● Work instruction
Search the material below for the string "image" and list each line that holds it.

● Given records
_ _ _ _ _
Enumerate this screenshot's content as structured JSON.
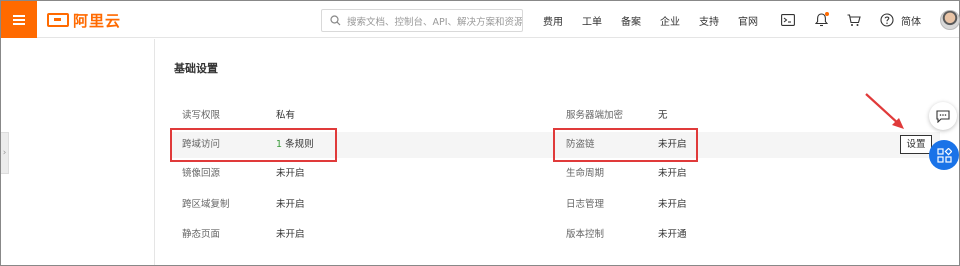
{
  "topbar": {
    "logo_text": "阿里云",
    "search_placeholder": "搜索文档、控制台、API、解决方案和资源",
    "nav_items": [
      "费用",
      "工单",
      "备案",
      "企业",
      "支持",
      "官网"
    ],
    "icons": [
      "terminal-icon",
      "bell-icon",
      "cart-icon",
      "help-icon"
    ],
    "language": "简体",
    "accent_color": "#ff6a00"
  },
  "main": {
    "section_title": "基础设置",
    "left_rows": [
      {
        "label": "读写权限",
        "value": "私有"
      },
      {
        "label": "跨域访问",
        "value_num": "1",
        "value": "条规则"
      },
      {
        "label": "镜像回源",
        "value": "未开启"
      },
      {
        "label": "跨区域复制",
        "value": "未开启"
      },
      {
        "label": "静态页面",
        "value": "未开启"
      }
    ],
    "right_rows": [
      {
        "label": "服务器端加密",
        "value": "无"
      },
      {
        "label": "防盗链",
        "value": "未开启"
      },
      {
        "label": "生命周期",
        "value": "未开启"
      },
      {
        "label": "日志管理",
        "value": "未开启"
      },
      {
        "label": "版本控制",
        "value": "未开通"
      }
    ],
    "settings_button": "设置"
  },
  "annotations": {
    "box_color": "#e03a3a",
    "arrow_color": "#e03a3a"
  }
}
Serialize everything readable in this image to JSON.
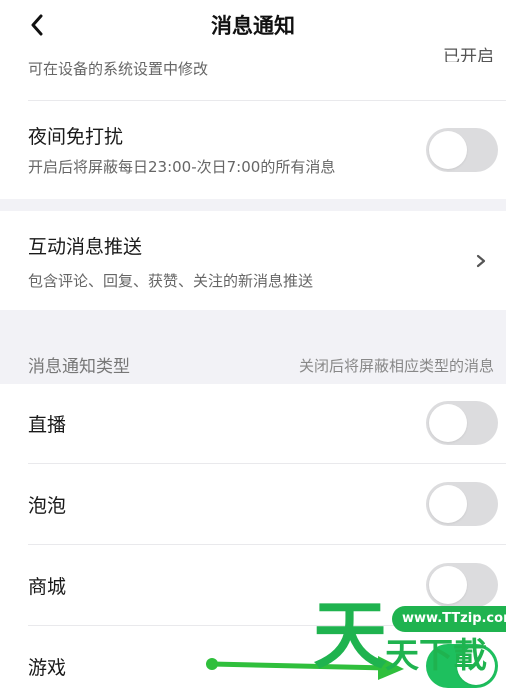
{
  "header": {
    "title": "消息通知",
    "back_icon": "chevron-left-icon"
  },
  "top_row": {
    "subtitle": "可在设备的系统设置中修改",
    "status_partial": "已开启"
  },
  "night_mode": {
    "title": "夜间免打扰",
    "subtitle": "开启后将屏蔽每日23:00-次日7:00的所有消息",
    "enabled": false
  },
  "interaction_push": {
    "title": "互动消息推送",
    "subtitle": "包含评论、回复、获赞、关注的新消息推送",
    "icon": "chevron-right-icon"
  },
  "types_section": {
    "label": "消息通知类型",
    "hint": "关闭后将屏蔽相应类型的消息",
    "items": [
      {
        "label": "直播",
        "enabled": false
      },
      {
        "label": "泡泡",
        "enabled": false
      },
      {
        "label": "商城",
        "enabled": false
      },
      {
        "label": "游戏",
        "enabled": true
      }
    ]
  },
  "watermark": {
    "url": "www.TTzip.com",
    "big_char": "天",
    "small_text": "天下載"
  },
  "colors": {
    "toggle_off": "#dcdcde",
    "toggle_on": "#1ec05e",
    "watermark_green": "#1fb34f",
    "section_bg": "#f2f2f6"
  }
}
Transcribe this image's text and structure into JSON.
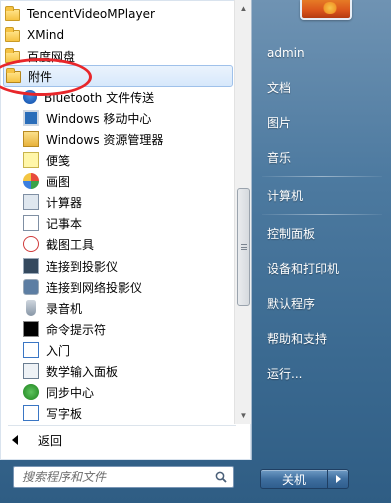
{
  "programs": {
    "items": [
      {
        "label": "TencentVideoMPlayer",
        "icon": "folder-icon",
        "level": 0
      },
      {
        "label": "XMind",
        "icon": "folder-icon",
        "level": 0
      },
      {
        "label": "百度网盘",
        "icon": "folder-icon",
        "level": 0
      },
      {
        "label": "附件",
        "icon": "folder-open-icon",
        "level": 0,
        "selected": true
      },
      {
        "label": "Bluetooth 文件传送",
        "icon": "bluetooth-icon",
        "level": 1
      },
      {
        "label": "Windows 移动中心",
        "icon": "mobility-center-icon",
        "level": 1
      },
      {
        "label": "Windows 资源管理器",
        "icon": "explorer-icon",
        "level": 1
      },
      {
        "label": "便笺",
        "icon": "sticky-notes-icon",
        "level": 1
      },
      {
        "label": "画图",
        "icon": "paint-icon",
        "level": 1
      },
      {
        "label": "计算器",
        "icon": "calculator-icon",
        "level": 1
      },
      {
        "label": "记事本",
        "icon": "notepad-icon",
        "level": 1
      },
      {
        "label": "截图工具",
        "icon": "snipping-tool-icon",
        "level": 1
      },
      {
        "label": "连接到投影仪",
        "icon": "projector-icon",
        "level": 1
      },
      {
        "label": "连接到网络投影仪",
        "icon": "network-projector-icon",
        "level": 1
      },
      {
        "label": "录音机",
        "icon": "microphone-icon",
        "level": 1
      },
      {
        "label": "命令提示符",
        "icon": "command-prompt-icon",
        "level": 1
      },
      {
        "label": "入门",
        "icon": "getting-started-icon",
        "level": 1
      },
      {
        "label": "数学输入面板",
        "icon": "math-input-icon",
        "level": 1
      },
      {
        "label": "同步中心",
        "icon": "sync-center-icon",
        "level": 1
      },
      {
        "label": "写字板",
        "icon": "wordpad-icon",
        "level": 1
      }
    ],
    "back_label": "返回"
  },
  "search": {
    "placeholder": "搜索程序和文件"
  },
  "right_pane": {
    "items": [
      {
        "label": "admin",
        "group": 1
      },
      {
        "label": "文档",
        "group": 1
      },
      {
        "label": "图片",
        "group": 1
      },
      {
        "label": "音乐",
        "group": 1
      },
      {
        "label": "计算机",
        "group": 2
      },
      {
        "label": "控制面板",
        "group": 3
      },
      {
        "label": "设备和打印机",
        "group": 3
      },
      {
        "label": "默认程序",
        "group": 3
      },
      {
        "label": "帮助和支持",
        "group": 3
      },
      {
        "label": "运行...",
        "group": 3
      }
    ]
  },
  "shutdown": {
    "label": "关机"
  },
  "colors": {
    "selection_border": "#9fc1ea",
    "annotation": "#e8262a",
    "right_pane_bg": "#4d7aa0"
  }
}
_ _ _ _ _
● The completed task
Serialize everything readable in this image to JSON.
Transcribe this image's text and structure into JSON.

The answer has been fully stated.